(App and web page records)
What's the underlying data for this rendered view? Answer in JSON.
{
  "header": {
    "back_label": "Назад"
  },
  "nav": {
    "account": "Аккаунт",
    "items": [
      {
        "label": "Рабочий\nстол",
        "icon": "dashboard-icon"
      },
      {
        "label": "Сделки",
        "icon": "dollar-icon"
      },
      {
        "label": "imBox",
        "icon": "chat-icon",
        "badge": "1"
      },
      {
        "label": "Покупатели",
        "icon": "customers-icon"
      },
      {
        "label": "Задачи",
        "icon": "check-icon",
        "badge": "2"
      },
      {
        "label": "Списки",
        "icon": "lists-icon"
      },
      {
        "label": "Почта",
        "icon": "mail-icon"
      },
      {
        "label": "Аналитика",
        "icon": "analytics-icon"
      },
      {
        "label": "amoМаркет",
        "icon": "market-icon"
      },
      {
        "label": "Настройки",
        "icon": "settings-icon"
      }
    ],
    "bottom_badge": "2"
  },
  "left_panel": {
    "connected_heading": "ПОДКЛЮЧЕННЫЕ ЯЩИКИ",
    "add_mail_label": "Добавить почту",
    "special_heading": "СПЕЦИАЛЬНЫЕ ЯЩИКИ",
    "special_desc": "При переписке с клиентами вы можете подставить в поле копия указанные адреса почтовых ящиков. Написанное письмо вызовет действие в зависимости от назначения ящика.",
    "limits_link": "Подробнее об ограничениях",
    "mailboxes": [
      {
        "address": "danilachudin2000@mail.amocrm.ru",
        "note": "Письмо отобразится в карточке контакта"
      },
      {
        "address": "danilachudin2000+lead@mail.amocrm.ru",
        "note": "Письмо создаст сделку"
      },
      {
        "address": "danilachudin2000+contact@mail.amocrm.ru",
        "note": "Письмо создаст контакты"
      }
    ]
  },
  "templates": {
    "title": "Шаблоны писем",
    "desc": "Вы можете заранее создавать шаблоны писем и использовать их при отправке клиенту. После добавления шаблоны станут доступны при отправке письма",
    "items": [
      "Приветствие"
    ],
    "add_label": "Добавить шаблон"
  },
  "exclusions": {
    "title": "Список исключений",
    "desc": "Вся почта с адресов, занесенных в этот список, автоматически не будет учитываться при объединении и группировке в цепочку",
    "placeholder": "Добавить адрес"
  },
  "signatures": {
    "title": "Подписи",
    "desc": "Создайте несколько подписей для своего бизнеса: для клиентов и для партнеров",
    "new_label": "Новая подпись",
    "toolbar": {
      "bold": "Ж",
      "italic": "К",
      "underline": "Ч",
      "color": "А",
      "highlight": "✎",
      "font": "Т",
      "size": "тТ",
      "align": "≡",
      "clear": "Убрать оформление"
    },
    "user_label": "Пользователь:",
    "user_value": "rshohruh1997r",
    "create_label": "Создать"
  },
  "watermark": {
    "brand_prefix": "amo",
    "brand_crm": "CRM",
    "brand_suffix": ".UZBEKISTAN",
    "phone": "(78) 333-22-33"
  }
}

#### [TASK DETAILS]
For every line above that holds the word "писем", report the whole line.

#### [REPLY TO THE TASK]
    "title": "Шаблоны писем",
    "desc": "Вы можете заранее создавать шаблоны писем и использовать их при отправке клиенту. После добавления шаблоны станут доступны при отправке письма",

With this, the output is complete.